I think the most adequate solution would be to use a shift where the tiger plays the entire shallow part of the outfield, while the other two maintain the back wall of the outfield. That way all the other two outfielders have to worry about are deep flies, gappers, and home run balls. Also, if the tiger catches a line drive or hard grounding single in the shallow depth, an infielder will now be close enough to grab the ball nestled in the tiger’s mouth.
Much like Barry Bonds with the Giants, the tiger would be the most-feared player in baseball. Pitchers would be scared to throw near him. Catchers would be afraid to call an inside pitch. Umpires would be scared to call uncertain strikes. Mainly because if you hit a tiger with a baseball, you aren’t going to make it to the next hitter. Also, tigers are known to crowd the plate.

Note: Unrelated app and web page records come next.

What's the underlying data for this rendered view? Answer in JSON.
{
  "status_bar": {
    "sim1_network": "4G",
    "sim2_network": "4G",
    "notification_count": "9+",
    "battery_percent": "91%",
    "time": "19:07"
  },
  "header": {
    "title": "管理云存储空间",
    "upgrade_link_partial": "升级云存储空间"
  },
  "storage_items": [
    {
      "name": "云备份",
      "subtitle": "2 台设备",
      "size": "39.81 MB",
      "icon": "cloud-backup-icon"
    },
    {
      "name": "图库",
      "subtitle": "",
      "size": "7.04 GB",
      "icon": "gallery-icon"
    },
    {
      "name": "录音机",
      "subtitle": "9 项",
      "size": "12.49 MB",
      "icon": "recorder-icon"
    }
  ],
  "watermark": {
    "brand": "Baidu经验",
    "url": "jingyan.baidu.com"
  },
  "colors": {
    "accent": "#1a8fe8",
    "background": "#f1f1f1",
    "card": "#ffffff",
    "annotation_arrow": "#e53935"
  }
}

Similar to the Air Bud example from above, the tiger would somehow be able to hit the ball with enough power if he gets a piece of it, but more often than not, he’s going to get walked. I mean we can dig deeper, but he’s 400 pounds and because he stands on on all four legs has a strike zone that makes José Altuve look more like José Thome. He’s going to get on base.
In fact, it’s not hard to see a scenario where the tiger somehow hits for lower than a .100 batting average, while still able to get on base at an absurd .500 clip. JaCoby Jones‘ eyes widen thinking about that on-base percentage. And the tiger’s eyes widen thinking about taking JaCoby Jones spot in the lineup.

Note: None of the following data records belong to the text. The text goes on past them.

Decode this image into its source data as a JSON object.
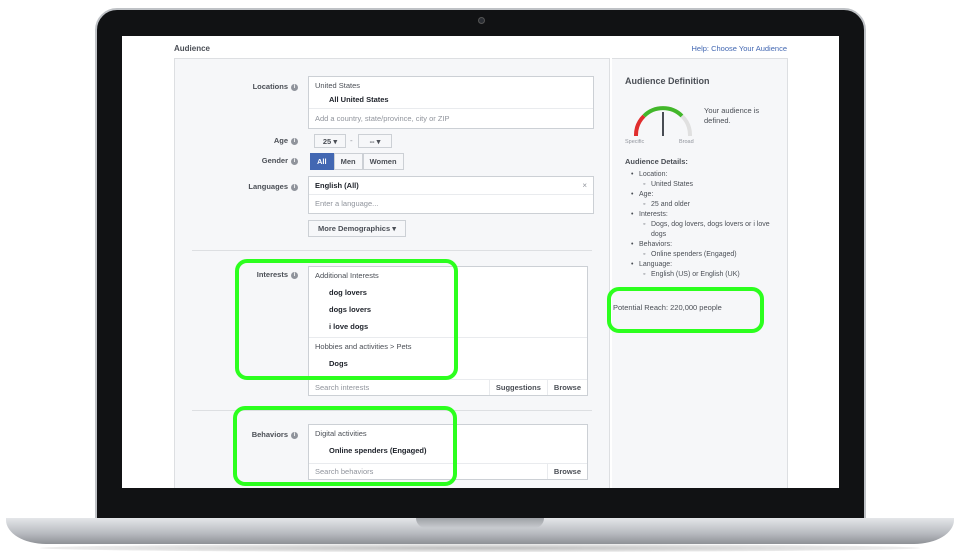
{
  "header": {
    "title": "Audience",
    "help": "Help: Choose Your Audience"
  },
  "locations": {
    "label": "Locations",
    "country": "United States",
    "selection": "All United States",
    "placeholder": "Add a country, state/province, city or ZIP"
  },
  "age": {
    "label": "Age",
    "min": "25",
    "max": "--"
  },
  "gender": {
    "label": "Gender",
    "options": [
      "All",
      "Men",
      "Women"
    ],
    "selected": "All"
  },
  "languages": {
    "label": "Languages",
    "selected": "English (All)",
    "placeholder": "Enter a language..."
  },
  "more_demographics": "More Demographics",
  "interests": {
    "label": "Interests",
    "group1": "Additional Interests",
    "items1": [
      "dog lovers",
      "dogs lovers",
      "i love dogs"
    ],
    "group2": "Hobbies and activities > Pets",
    "items2": [
      "Dogs"
    ],
    "placeholder": "Search interests",
    "suggestions": "Suggestions",
    "browse": "Browse"
  },
  "behaviors": {
    "label": "Behaviors",
    "group": "Digital activities",
    "item": "Online spenders (Engaged)",
    "placeholder": "Search behaviors",
    "browse": "Browse"
  },
  "definition": {
    "title": "Audience Definition",
    "note": "Your audience is defined.",
    "gauge_left": "Specific",
    "gauge_right": "Broad",
    "details_title": "Audience Details:",
    "details": [
      {
        "label": "Location:",
        "value": "United States"
      },
      {
        "label": "Age:",
        "value": "25 and older"
      },
      {
        "label": "Interests:",
        "value": "Dogs, dog lovers, dogs lovers or i love dogs"
      },
      {
        "label": "Behaviors:",
        "value": "Online spenders (Engaged)"
      },
      {
        "label": "Language:",
        "value": "English (US) or English (UK)"
      }
    ],
    "reach": "Potential Reach: 220,000 people"
  },
  "colors": {
    "accent": "#4267b2",
    "highlight": "#2cff1e"
  }
}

As we’re seeing, this tiger is gonna get his walks. But what can he do with them?
The major league average speed on a competitive play on offense this past season was 27 feet per second, with the elite speedsters such as the aforementioned Hamilton, Byron Buxton, and Trea Turner all clocking around 30 feet per second. But, like, c’mon! It’s a tiger. He’s prob going to hit closer to 50 to 55 feet per second, maybe more. And that tiger’s even more impressively going to reach those bases almost twice as fast as your average JaCoby Jones.
JaCoby Jones stole 13 out of 18 bases this past season. Meanwhile, the tiger bought 400 pairs of baserunning gloves. One set for every base he’s going to steal. Although, tigers stand on all fours, so a set of gloves to them is actually two pairs. That means that tiger’s thinking he’s going to steal 200 bases. Move over Rickey Henderson. Look out Jacoby Ellsbury. And get out of the way JaCoby Jones; that tiger’s looking to skunk you.

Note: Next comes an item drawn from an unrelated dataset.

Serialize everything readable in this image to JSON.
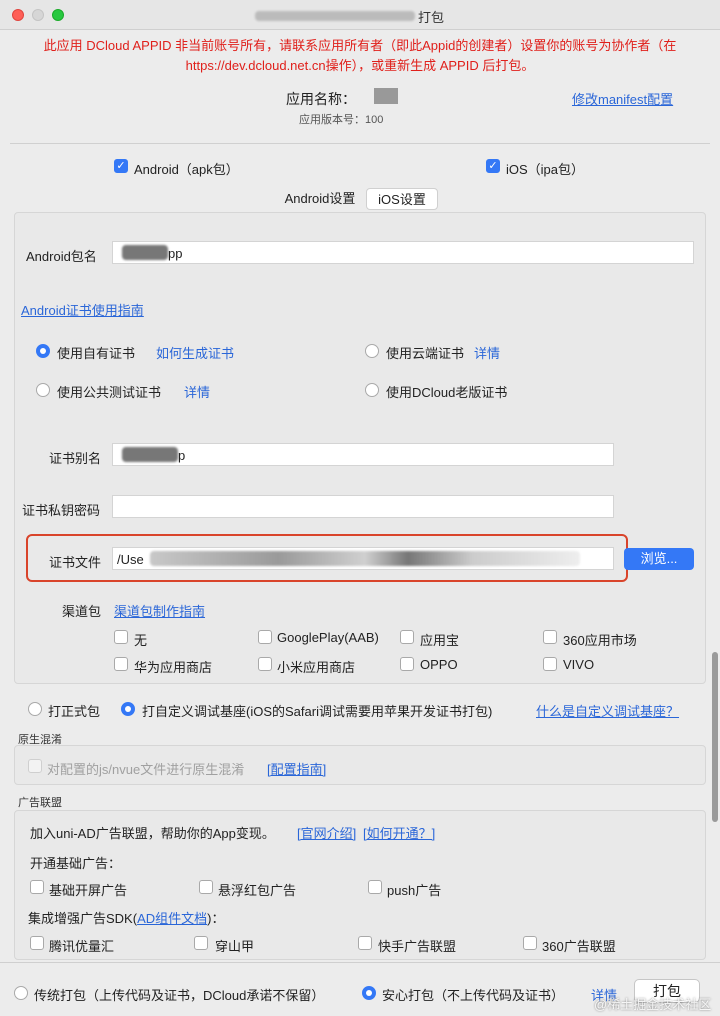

Can a tiger run counter-clockwise?
I don’t know. Hopefully, he’ll figure it out. But if not, hey JaCoby Jones finally gained a point in his favor!
Even in present form, the Detroit Tigers still sell the 10th-most MLB jerseys. With Miggy’s decline, Justin Verlander‘s departure, and JaCoby Jones being JaCoby Jones, the Detroit Tigers are going to have to figure out who their next fan favorite will be. And who better than a tiger?
On top of jerseys, pretty much any type of production line can use this tiger as their star. He’s a tiger.
Let’s look at some other famous tigers: Shere Khan, Tigger, the tiger from Life of Pi, Tony the Tiger, Hobbes, and Woods. All great tigers. The Detroit Tigers’ tiger would be a welcomed addition among fans and patrons of tiger-like goods.
As claimed by Tigermerch4Sale.net, a site that sells tiger merchandise for sale, tiger products sold in America this past year made approximately $3 trillion. That’s a pretty good chunk of money that would make it seem like this investment in a tiger center fielder could surely pay for itself.
Alternatively, as claimed by JaCobyJonesmerch4Sale.org, a site that sells JaCoby Jones merchandise for sale, JaCoby Jones products sold in America last year made approximately $300. And it was the wrong Jacoby Jones!
So let’s get back to the original question:
Should the Detroit Tigers Replace JaCoby Jones with an Actual Tiger?
Graphic by Justin Paradis (@freshmeatcomm on Twitter)